Measured against global oil demand, around a fifth of global oil consumption sails through the Strait of Hormuz, making the strait a critical chokepoint for global energy markets. Considering only seaborne transportation of crude oil, the 19.7 million barrels per day transiting the Strait of Hormuz represents 49% of the 40.5 million barrels transported in total (source: Clarksons Research).
Freight rates on one of the attacked routes remain stable
Although spot freight rates for crude oil tankers out of the Arabian Gulf have risen sharply, those for LR2 tankers carrying clean oil products like naphtha, have remained much more stable. Spot freight rates for an LR2 carrying ½ million barrels of naphtha condensate from the Middle East Gulf to Japan, rose by only 4% between 13 and 20 June 2019. The ‘Front Altair’ was sailing on this trade when it was attacked on 13 June.
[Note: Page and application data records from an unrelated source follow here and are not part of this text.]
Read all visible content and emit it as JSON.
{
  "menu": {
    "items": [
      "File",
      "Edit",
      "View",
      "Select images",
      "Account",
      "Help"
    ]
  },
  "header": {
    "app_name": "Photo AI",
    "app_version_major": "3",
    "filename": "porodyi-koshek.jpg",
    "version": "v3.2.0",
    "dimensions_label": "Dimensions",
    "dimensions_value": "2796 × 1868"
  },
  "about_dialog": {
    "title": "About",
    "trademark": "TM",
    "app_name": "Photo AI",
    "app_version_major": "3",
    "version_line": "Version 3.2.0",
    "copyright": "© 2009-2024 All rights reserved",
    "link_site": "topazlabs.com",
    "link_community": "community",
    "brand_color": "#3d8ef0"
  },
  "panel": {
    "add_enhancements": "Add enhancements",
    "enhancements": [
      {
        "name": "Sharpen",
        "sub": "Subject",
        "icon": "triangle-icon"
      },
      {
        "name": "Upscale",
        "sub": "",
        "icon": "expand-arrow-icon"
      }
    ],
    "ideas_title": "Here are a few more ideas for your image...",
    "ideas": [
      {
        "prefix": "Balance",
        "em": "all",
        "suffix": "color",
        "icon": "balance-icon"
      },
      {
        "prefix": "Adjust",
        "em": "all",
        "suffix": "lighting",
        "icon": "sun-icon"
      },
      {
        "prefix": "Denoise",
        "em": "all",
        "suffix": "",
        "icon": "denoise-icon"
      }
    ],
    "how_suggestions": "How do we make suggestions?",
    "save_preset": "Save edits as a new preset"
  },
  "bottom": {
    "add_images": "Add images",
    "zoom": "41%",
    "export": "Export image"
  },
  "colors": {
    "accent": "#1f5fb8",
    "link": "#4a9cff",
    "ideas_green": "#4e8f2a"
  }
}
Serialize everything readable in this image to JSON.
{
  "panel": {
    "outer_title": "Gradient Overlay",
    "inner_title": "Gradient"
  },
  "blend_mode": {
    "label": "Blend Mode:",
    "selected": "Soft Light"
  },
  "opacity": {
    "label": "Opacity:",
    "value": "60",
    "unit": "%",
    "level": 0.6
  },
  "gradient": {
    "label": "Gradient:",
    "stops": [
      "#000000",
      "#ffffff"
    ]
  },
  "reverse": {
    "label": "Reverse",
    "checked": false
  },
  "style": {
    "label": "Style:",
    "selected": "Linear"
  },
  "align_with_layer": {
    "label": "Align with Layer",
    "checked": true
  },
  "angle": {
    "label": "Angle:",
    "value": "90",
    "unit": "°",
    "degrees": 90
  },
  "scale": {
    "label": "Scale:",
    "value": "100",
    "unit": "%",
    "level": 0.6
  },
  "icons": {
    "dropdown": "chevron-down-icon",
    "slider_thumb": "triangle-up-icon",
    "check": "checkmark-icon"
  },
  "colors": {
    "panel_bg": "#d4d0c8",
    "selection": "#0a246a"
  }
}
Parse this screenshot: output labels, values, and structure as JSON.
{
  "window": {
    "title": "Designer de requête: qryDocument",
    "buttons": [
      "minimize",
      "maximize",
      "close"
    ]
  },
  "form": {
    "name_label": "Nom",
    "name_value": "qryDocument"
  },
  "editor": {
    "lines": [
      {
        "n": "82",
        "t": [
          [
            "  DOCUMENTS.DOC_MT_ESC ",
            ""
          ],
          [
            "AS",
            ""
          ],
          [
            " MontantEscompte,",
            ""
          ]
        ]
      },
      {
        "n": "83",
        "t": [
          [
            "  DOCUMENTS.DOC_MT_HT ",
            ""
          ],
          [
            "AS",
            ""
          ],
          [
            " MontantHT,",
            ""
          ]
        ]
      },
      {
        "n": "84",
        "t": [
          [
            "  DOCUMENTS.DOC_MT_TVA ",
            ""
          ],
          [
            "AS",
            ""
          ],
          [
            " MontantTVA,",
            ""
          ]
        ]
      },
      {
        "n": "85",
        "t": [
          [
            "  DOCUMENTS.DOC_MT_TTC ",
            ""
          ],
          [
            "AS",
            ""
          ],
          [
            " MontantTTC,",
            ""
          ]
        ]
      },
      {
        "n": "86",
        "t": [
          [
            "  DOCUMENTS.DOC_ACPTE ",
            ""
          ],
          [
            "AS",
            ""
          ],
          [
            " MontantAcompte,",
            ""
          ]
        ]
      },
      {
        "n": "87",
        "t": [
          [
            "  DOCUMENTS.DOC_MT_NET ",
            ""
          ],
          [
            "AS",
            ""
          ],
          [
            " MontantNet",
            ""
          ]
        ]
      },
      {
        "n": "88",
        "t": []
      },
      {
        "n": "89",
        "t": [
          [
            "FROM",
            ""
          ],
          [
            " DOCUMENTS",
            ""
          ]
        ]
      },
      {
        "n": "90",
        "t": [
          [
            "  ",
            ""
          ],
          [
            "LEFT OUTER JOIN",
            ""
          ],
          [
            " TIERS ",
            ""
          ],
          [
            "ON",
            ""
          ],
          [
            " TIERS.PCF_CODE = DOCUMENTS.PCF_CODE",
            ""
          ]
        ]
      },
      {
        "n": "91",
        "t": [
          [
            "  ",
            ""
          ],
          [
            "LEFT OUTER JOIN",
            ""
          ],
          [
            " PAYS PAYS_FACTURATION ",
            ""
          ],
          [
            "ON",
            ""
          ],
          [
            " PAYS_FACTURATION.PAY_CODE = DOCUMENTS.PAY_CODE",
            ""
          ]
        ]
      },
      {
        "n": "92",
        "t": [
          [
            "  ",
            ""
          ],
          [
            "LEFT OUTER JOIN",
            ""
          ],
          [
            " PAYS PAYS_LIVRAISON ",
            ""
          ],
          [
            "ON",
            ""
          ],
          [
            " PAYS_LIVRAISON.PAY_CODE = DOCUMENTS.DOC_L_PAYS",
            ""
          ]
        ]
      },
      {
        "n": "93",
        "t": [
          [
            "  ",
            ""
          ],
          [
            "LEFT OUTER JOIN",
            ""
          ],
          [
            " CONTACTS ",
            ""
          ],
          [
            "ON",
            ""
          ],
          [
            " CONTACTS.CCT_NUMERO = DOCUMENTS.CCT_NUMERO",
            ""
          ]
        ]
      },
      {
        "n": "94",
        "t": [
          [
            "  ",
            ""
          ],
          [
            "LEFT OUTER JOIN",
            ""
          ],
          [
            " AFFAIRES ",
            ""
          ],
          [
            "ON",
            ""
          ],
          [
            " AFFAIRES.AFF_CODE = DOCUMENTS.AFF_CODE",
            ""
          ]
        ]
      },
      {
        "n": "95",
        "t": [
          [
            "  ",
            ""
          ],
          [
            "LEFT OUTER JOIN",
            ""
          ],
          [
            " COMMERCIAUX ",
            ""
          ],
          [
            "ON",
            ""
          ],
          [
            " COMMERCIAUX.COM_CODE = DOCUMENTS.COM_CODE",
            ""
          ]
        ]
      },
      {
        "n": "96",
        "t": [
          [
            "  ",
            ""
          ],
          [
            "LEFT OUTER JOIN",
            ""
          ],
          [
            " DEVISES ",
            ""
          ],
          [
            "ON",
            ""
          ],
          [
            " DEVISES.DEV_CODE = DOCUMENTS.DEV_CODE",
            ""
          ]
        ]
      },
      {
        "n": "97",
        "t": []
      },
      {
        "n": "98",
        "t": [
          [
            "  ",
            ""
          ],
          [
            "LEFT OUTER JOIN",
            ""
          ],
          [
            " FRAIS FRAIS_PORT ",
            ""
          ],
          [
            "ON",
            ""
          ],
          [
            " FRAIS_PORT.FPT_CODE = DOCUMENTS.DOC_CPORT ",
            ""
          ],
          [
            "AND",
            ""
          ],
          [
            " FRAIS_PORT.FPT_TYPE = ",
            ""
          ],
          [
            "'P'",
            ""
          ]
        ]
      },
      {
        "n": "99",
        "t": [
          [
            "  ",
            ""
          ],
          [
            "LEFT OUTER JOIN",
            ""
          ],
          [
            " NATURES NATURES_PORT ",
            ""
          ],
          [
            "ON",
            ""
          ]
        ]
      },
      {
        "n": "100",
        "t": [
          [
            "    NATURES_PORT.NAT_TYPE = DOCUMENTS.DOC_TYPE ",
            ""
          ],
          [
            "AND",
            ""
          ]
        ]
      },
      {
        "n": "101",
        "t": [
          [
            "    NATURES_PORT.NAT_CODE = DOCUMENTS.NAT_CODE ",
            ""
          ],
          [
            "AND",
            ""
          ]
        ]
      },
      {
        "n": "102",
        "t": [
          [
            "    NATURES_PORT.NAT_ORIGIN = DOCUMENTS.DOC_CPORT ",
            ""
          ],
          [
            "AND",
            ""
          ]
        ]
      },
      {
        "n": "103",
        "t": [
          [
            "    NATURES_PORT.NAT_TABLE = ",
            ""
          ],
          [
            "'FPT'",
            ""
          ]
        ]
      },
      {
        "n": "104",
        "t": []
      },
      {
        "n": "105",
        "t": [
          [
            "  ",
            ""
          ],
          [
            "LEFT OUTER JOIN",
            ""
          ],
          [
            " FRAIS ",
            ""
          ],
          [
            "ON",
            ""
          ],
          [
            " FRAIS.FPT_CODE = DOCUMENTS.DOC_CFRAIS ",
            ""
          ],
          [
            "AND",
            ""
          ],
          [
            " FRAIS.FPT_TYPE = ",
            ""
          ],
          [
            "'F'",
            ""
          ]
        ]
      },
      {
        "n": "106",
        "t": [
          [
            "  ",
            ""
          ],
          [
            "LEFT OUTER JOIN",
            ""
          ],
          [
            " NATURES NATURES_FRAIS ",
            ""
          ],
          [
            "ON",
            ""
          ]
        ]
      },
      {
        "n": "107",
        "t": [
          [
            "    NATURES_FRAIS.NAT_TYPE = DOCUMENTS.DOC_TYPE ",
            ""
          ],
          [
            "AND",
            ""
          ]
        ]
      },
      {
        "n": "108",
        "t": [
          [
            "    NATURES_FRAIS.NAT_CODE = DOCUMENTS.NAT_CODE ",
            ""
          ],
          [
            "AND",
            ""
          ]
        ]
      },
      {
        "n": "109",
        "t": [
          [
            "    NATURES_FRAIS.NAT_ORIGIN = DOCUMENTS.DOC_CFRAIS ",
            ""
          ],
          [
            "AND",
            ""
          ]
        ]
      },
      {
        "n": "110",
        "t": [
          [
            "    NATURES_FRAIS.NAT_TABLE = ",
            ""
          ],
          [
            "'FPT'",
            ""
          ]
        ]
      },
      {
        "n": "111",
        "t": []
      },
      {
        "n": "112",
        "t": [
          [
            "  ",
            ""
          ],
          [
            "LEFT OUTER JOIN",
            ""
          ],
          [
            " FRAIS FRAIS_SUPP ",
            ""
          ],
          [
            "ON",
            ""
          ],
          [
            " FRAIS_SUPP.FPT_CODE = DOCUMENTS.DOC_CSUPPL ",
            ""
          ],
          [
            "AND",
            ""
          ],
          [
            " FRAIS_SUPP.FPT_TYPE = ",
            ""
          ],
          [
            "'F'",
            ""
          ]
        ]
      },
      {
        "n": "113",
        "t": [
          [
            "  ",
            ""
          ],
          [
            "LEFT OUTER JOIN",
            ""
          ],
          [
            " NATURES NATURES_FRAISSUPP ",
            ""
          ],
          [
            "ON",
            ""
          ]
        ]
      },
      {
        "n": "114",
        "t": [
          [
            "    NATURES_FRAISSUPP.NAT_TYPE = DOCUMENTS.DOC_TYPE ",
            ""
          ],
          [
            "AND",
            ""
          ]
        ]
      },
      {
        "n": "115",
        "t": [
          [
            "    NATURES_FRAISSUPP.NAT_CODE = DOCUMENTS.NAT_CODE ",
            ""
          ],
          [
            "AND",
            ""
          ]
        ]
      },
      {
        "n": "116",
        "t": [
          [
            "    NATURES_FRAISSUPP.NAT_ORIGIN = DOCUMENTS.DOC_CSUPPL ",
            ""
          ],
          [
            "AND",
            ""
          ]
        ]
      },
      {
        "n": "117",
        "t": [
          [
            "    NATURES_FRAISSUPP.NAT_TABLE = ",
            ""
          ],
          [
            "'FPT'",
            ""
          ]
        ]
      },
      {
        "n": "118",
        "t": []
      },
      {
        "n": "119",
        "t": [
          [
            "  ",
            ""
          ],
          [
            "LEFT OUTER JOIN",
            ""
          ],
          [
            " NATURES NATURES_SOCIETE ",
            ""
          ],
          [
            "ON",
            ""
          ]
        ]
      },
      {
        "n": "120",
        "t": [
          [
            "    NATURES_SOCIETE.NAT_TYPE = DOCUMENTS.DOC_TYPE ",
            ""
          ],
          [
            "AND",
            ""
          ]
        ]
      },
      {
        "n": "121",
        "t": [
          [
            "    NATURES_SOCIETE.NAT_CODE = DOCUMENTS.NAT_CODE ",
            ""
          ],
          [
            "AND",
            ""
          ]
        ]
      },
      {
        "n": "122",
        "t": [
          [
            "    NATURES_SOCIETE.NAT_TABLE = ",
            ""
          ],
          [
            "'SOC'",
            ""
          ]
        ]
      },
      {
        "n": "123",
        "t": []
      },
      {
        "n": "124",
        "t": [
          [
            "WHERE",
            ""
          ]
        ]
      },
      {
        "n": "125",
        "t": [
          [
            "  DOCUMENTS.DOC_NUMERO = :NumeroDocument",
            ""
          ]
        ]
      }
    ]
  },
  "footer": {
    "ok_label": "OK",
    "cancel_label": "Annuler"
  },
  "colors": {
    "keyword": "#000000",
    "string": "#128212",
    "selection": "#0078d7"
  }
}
Freight rates for an LR2 were down in the week of the attacks from the previous week, in stark contrast to the development in crude oil tanker earnings.
“The unchanged rates for oil product tankers compared with the jump in freight rates for crude oil tankers, illustrate the differences between the two markets as well as the effects of sentiment on crude oil freight rates,”says BIMCO’s Chief Shipping Analyst, Peter Sand.
Tanker owners continue trading ships in the Arabian Gulf
Immediately after the attacks, safety concerns led several tanker owners to question whether they would continue trading in the Arabian Gulf, there has however been no major exodus from the market.
“The vast majority of tanker owners are more or less going about with business as usual, although they have ratcheted up their safety and security precautions when trading their ships in the Arabian Gulf,” Sand says.
These additional measures include speeding up while sailing through the Strait of Hormuz, as well as avoiding sailing through it at night at which point watchkeeping becomes more difficult.
The added costs of safety measures as well as higher insurance premiums, which rose sharply following the news of the attacks mean that ship owners will not only face higher risks but also higher costs when trading in the region.
“To avoid major disruption, it is vital for global energy trade that the Strait of Hormuz remains accessible and safe for ships to sail through. As long as tensions aren’t escalated the attacks are unlikely to have a more profound effect. However, the risks that the conflict will escalate remains very present and a great worry to everyone involved with oil trading in the region,” says Sand.
BIMCO has urged all nations to do what they can to de-escalate the situation and allow ships to pass safely through the Strait of Hormuz.